◆ What is expected ◆
Please go through the records below and return every line holding the word "this".

Dataset rows describing interfaces
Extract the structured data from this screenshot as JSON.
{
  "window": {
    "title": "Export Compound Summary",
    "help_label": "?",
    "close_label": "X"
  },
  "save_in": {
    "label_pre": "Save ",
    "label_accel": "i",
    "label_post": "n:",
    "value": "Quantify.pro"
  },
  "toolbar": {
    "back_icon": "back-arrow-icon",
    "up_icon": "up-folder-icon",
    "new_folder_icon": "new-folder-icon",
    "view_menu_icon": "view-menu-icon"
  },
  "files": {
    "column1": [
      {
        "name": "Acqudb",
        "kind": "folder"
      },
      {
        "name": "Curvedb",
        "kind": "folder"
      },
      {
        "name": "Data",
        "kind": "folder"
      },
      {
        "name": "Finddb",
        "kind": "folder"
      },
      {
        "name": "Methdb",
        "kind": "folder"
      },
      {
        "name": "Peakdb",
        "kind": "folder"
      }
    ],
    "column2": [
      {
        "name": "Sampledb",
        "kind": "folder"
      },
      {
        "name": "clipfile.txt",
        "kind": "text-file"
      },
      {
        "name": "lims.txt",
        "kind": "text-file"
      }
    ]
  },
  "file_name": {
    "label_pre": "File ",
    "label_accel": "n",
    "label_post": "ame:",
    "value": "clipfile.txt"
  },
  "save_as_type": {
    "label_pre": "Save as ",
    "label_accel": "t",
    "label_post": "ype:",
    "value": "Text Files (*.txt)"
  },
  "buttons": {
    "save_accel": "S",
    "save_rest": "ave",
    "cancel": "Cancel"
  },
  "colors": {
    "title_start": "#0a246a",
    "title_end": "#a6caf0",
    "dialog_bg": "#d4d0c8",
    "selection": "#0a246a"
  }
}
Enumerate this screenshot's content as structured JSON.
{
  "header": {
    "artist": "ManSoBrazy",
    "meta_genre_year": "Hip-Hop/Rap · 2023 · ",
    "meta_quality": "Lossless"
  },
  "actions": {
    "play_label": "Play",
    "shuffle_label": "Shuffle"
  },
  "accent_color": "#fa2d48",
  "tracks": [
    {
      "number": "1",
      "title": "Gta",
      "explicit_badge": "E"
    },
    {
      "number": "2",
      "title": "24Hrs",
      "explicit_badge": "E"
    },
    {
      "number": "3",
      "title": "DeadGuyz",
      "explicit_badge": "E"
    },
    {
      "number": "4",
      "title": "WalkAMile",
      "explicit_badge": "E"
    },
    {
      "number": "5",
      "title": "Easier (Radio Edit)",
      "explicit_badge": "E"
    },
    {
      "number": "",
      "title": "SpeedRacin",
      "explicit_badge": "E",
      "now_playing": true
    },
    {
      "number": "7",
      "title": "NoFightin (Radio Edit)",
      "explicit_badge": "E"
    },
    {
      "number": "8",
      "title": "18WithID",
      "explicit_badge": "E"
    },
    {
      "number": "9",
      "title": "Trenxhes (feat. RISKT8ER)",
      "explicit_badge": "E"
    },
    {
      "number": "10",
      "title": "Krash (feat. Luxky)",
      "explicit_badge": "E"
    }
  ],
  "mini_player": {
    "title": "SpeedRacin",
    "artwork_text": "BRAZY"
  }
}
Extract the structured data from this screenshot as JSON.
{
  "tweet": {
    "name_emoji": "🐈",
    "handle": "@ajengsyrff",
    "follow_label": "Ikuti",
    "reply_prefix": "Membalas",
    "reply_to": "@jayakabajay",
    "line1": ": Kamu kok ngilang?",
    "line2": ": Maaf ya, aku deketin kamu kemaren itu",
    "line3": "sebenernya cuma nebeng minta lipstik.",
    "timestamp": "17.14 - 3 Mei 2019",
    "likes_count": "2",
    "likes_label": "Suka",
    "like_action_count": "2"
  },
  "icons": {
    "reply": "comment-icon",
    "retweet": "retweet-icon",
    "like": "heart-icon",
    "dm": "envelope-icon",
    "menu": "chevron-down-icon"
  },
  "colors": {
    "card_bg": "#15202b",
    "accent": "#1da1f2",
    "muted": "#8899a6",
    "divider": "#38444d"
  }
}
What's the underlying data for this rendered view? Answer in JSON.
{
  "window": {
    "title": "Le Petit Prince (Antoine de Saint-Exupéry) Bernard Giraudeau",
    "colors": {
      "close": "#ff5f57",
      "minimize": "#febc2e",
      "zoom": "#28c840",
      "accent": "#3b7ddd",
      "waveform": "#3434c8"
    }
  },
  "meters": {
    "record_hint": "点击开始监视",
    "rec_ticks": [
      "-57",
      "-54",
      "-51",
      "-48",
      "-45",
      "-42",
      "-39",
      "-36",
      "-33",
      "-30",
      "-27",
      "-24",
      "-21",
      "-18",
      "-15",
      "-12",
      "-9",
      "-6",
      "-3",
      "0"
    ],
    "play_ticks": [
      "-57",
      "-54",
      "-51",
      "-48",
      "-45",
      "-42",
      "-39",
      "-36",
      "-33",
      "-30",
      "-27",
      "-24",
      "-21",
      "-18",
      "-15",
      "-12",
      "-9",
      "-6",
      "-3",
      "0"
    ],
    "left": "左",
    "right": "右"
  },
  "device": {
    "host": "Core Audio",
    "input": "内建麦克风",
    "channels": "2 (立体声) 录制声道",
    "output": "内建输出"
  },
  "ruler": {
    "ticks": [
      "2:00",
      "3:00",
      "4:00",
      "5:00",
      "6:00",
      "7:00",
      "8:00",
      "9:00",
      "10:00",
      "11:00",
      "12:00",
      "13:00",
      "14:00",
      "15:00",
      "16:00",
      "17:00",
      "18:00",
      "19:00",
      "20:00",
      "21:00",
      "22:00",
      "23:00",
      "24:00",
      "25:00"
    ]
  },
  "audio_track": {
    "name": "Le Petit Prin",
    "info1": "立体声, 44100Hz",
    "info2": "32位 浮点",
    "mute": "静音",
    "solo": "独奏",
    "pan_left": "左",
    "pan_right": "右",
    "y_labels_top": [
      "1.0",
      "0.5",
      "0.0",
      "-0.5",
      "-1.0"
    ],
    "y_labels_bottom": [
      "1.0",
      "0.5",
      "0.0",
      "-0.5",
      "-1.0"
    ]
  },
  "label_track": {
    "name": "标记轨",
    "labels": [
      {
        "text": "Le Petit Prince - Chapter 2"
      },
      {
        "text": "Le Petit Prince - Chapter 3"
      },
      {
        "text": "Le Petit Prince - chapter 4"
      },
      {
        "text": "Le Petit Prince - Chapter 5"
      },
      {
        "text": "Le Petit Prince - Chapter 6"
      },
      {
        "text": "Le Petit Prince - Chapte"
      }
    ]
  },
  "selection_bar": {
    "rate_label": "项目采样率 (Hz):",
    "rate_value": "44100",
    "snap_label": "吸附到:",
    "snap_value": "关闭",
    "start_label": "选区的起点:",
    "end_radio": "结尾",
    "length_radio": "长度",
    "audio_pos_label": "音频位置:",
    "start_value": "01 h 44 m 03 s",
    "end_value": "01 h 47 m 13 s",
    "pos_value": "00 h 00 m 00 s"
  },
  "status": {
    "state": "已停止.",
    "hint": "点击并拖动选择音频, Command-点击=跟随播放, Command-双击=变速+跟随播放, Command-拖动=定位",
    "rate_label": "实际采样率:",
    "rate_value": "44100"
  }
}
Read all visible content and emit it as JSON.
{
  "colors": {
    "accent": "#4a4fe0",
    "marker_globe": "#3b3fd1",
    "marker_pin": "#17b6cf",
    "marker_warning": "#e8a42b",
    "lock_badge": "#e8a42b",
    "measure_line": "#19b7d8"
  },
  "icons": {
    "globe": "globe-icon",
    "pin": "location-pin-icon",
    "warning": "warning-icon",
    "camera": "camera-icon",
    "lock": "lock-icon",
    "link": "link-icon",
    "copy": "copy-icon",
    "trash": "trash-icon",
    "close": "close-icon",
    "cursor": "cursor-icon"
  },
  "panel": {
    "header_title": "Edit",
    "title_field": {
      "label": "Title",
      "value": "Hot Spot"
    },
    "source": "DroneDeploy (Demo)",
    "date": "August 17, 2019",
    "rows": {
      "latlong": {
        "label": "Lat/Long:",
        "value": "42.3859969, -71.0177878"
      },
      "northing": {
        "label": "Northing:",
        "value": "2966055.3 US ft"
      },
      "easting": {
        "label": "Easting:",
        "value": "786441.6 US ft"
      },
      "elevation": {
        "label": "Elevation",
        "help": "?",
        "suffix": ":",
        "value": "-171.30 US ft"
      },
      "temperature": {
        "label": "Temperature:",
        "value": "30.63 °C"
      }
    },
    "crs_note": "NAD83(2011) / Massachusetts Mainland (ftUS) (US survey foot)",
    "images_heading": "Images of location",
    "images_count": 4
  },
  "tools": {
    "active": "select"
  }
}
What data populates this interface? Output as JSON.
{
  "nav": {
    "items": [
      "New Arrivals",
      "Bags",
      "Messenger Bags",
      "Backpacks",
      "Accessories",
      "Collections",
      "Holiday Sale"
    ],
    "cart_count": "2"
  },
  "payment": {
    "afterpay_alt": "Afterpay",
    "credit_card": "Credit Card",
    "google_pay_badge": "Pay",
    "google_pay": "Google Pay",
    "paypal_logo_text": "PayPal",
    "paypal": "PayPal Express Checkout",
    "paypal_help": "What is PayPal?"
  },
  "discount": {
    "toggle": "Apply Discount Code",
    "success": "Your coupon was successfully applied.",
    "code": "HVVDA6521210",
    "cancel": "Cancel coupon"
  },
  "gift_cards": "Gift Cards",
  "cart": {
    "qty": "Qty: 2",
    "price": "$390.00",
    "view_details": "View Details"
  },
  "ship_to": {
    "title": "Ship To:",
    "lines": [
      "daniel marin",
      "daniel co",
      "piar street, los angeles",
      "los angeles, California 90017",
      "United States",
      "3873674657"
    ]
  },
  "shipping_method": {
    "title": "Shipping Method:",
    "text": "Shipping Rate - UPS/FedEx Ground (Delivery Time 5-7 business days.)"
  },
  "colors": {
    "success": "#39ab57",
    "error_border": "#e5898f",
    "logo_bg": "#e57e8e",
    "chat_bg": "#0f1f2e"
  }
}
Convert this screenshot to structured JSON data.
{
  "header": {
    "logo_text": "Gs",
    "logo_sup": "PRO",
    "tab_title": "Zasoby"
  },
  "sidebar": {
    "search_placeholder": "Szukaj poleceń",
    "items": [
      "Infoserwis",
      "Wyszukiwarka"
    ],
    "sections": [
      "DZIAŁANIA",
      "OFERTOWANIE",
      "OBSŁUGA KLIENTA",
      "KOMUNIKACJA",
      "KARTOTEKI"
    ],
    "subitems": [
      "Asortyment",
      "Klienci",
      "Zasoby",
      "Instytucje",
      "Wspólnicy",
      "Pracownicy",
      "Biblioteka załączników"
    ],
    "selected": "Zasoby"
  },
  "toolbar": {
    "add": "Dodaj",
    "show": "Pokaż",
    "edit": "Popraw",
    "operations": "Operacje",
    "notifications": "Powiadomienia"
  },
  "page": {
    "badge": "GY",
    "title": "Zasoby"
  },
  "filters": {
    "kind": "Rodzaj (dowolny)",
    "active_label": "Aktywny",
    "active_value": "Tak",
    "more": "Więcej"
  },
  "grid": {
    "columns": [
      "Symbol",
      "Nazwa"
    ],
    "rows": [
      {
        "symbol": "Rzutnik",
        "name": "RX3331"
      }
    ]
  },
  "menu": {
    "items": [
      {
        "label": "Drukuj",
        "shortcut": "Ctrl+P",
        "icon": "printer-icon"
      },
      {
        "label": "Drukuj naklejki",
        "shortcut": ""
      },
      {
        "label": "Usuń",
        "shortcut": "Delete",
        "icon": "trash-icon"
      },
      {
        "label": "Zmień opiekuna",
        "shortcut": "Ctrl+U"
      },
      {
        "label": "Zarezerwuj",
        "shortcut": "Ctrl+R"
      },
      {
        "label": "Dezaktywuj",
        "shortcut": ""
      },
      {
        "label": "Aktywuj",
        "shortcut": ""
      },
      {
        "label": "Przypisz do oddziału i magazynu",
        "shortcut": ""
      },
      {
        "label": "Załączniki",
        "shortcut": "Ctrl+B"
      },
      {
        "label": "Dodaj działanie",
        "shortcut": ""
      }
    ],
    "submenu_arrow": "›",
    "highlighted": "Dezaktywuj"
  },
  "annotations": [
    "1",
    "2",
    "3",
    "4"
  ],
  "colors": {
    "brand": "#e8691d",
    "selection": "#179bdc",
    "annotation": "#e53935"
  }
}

◆ Answer below ◆
Extract the structured data from this screenshot as JSON.
Enumerate this screenshot's content as structured JSON.
Extract the structured data from this screenshot as JSON.
What's the underlying data for this rendered view? Answer in JSON.
What data populates this interface? Output as JSON.
Convert this screenshot to structured JSON data.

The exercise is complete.